If you are adding fruit to your overnight oats, I recommend no more than 3 days since the fruit loses its texture and taste different -especially berries.
More about how long overnight oats last here.
What are the best Jars to use for Overnight Oats?
You can also make overnight oats in a large bowl, cover it with plastic wrap or a lid, and then measure out the overnight oats mixture into individual bowls.
The biggest takeaway for the best “jar” is that the container has a lid to prevent any spills in the refrigerator and that they are covered airtight.
How Long do Overnight Oats Take?
Since overnight oats don’t require cooking, they take time to soak in the liquid added to the jar or bowl. They are called “overnight” because they require 8 hours at a minimum to soak in the liquid. Steel-cut oats will take closer to 12 hours to soften up.

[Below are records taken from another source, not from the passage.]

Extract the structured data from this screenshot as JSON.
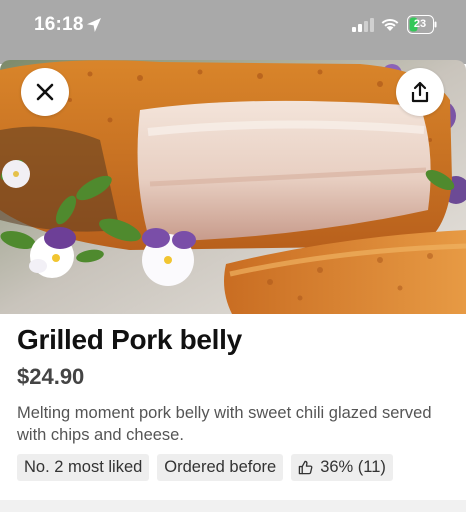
{
  "status_bar": {
    "time": "16:18",
    "battery": "23"
  },
  "icons": {
    "location": "location-arrow-icon",
    "signal": "cellular-signal-icon",
    "wifi": "wifi-icon",
    "battery": "battery-charging-icon",
    "close": "close-icon",
    "share": "share-icon",
    "like": "thumbs-up-icon"
  },
  "hero": {
    "image": "photo of grilled pork belly with crispy crackling, garnished with viola flowers and herbs"
  },
  "item": {
    "title": "Grilled Pork belly",
    "price": "$24.90",
    "description": "Melting moment pork belly with sweet chili glazed served with chips and cheese."
  },
  "tags": [
    {
      "label": "No. 2 most liked"
    },
    {
      "label": "Ordered before"
    },
    {
      "label": "36% (11)"
    }
  ],
  "colors": {
    "status_bar_bg": "#a9a9a9",
    "battery_fill": "#34c759",
    "tag_bg": "#eeeeee",
    "price": "#444444"
  }
}
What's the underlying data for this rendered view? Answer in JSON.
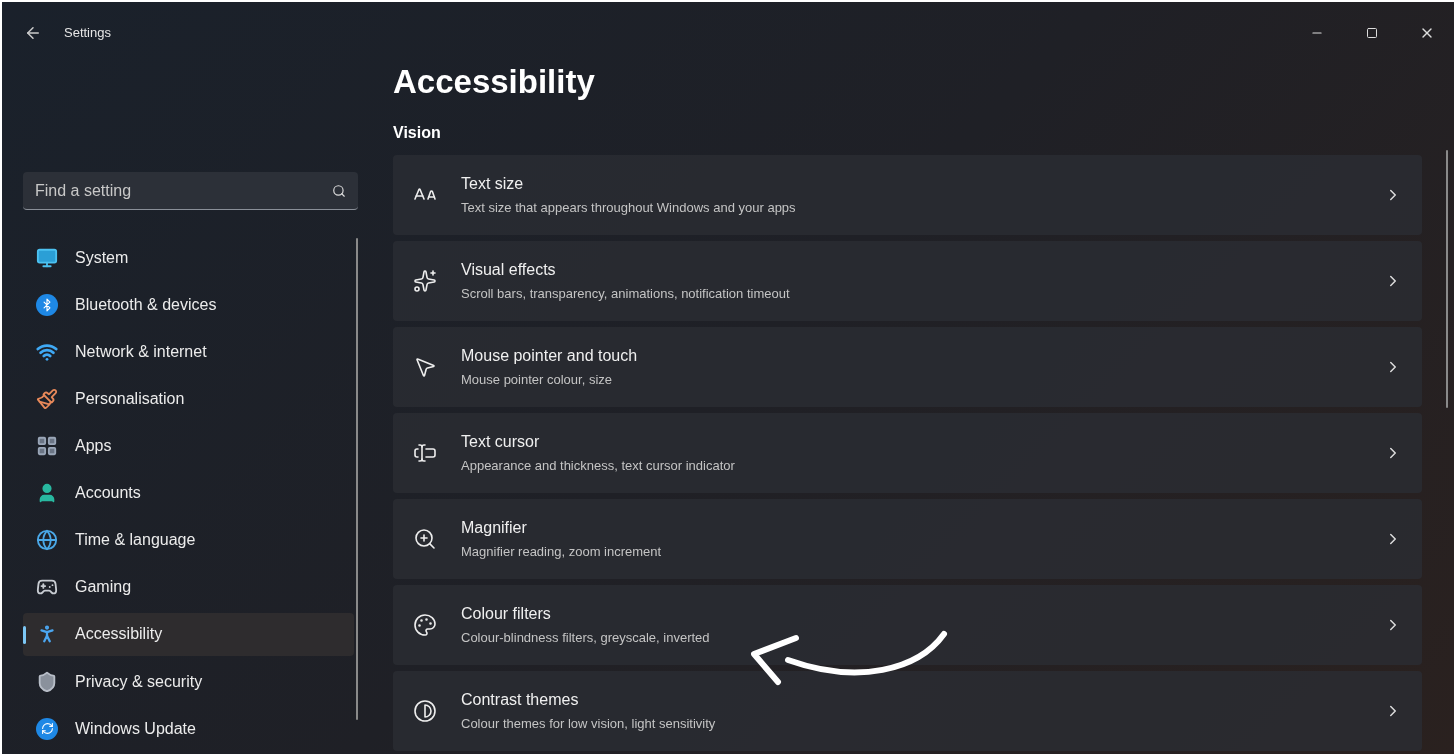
{
  "window": {
    "title": "Settings"
  },
  "search": {
    "placeholder": "Find a setting"
  },
  "sidebar": {
    "items": [
      {
        "label": "System",
        "selected": false
      },
      {
        "label": "Bluetooth & devices",
        "selected": false
      },
      {
        "label": "Network & internet",
        "selected": false
      },
      {
        "label": "Personalisation",
        "selected": false
      },
      {
        "label": "Apps",
        "selected": false
      },
      {
        "label": "Accounts",
        "selected": false
      },
      {
        "label": "Time & language",
        "selected": false
      },
      {
        "label": "Gaming",
        "selected": false
      },
      {
        "label": "Accessibility",
        "selected": true
      },
      {
        "label": "Privacy & security",
        "selected": false
      },
      {
        "label": "Windows Update",
        "selected": false
      }
    ]
  },
  "page": {
    "title": "Accessibility",
    "section": "Vision",
    "items": [
      {
        "title": "Text size",
        "description": "Text size that appears throughout Windows and your apps"
      },
      {
        "title": "Visual effects",
        "description": "Scroll bars, transparency, animations, notification timeout"
      },
      {
        "title": "Mouse pointer and touch",
        "description": "Mouse pointer colour, size"
      },
      {
        "title": "Text cursor",
        "description": "Appearance and thickness, text cursor indicator"
      },
      {
        "title": "Magnifier",
        "description": "Magnifier reading, zoom increment"
      },
      {
        "title": "Colour filters",
        "description": "Colour-blindness filters, greyscale, inverted"
      },
      {
        "title": "Contrast themes",
        "description": "Colour themes for low vision, light sensitivity"
      }
    ]
  }
}
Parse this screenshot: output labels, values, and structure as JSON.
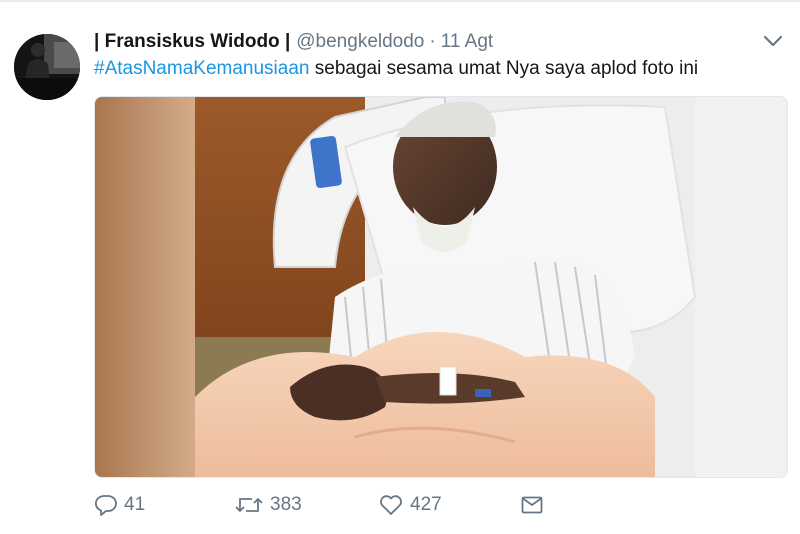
{
  "tweet": {
    "display_name": "| Fransiskus Widodo |",
    "handle": "@bengkeldodo",
    "separator": "·",
    "date": "11 Agt",
    "hashtag": "#AtasNamaKemanusiaan",
    "body_text": " sebagai sesama umat Nya saya aplod foto ini"
  },
  "actions": {
    "reply_count": "41",
    "retweet_count": "383",
    "like_count": "427"
  },
  "icons": [
    "profile-avatar",
    "chevron-down-icon",
    "reply-icon",
    "retweet-icon",
    "heart-icon",
    "message-icon"
  ],
  "colors": {
    "link": "#1b95e0",
    "muted": "#657786",
    "text": "#14171a"
  }
}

Should Overnight Oats be Warm or Cold
I personally love eating overnight oats cold, straight from the refrigerator. Some people, like them warm or even hot. This comes down to which you prefer – try it both ways and see how everyone in your family likes their oats.
Microwaving Overnight Oats
If you want to heat your overnight oats up quickly, you can put htem in the microwave for about a minute, then mix to combine and be sure they are heated all the way through.
What Else to Put in Steel-Cut Overnight Oats
What’s great about making oatmeal with overnight oats is that it’s a “base” for terrific add-ins. In this recipe, I use bananas but below are other ways you can customize your one-bowl meal.
Some of my favorite mix-ins:
- ground flaxseed, ½ teaspoon per serving
- honey or maple syrup, 1 teaspoon per serving
- hemp seeds, 1 teaspoon per serving
- chia seeds, ½ teaspoon per serving
- nut butter, 1 teaspoon per serving
- protein powder, 2 tablespoons per serving
- fresh fruit, ½ cup per serving
- dried fruit, 1 tablespoon per serving
- chopped nuts, 1 tablespoon per serving
Whether you add the add-ins before you refrigerate or after, the possibilities are endless!
For a simpler recipe that tastes like summer, try these Strawberries & Cream Overnight Steel-Cut Oats.
How to Make Bananas Foster Overnight Steel Cut Oats
The recipe below shows you how to make bananas foster overnight steel-cut oats in single-serve jars. However, you can make one big bowl of overnight oats as well. Here is how to make them:
- In a small saucepan, heat up butter or coconut oil over medium heat. Add bananas, vanilla, and cinnamon to the heated pan and begin to sauté until they begin to break down and juice out its natural sugars – about 2-3 minutes.
- Add maple syrup, stir to combine, and cook for another minute, remove from heat.
- Place ¼ cup of steel-cut oats, ½ teaspoon ground flax (optional), and ½ cup of milk inside each jar.
- Spoon bananas foster mixture into all the jars, mix with a spoon to combine, cover, and refrigerate for 8 hours or overnight.
- In the morning, eat cold, straight out of the jar, or warm up in the microwave if desired.